From the entries below, gather each line containing the word "screenshot".

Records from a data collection
# # # # # # #

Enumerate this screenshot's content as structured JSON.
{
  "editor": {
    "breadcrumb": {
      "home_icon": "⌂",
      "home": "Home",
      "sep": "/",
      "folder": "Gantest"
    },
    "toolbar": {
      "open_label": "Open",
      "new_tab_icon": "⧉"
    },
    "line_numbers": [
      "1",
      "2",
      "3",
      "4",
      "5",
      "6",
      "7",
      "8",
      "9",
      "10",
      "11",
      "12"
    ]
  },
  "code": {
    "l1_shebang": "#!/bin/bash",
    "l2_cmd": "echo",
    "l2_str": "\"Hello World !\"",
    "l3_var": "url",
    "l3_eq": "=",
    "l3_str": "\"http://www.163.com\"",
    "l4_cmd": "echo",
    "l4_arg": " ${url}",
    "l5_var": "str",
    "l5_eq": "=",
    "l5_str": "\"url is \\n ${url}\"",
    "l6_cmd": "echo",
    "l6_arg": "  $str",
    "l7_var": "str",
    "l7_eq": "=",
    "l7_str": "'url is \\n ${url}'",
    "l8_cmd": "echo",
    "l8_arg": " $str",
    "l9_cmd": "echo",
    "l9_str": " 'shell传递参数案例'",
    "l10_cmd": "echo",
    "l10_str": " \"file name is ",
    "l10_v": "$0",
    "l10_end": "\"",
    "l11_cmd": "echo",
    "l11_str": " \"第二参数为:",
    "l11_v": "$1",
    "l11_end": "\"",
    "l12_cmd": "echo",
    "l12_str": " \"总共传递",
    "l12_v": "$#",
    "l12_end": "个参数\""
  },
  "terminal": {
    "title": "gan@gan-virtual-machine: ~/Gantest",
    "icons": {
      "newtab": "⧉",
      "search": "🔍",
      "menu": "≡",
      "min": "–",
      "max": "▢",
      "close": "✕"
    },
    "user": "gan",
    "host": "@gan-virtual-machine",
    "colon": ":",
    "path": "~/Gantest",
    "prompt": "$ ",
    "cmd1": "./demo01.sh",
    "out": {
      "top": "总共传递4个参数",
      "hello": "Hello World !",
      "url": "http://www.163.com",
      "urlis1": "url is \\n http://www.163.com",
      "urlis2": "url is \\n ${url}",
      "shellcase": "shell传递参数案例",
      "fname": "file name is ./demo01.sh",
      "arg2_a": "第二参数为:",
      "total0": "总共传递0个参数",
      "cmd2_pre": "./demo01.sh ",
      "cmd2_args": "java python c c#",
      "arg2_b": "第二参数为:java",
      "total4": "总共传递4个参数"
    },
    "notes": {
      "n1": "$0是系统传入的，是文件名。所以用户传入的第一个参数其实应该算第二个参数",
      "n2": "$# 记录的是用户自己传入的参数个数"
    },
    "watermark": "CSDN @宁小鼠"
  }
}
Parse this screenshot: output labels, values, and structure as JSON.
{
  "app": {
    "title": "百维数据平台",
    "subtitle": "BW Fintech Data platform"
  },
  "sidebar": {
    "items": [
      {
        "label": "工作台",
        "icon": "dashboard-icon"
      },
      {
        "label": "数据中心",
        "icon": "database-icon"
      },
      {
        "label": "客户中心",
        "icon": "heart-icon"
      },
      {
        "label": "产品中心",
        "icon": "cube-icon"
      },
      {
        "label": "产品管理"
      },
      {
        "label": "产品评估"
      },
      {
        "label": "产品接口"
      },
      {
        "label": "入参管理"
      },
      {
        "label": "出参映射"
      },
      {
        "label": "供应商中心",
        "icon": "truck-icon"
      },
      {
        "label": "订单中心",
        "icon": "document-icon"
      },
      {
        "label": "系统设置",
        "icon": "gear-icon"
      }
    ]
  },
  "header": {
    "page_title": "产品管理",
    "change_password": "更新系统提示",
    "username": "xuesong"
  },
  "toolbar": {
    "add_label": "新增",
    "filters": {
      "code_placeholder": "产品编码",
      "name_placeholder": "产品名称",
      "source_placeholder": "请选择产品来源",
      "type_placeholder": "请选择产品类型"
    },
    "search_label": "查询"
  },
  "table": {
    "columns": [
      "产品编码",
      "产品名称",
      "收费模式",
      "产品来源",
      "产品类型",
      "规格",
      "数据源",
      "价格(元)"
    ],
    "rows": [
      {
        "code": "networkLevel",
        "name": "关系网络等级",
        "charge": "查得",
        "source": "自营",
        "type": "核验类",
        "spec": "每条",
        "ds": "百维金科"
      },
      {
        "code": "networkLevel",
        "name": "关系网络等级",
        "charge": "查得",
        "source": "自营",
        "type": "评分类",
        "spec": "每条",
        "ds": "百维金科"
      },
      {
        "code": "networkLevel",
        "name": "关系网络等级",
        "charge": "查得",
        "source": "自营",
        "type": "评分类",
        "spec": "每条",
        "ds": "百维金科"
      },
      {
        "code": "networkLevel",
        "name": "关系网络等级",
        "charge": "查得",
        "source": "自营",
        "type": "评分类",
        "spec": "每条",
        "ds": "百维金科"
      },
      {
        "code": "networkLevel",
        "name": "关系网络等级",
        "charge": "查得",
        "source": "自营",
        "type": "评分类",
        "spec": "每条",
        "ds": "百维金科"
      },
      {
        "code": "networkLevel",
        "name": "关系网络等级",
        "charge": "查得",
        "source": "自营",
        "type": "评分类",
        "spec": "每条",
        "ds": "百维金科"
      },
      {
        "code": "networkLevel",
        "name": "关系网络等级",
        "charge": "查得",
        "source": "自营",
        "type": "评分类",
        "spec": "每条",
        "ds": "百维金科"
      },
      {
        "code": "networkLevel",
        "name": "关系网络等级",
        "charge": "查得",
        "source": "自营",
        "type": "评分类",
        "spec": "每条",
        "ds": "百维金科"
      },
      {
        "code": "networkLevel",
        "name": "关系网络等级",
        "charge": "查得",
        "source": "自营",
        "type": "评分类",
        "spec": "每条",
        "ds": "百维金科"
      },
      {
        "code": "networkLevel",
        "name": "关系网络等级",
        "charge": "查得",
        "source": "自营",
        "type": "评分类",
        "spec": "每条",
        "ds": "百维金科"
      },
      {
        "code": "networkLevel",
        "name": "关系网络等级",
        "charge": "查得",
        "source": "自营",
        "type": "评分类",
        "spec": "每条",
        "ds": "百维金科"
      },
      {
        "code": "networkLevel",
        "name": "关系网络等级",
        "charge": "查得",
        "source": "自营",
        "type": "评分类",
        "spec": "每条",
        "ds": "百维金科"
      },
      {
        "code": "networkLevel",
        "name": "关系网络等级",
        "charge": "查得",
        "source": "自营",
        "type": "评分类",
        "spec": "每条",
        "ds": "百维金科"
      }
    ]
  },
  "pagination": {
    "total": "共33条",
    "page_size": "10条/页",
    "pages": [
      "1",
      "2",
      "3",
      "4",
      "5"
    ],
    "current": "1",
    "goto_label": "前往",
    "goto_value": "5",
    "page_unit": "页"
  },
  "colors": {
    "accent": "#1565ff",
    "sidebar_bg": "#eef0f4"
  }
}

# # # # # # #

__Written solution__.
Enumerate this screenshot's content as structured JSON.
Parse this screenshot: output labels, values, and structure as JSON.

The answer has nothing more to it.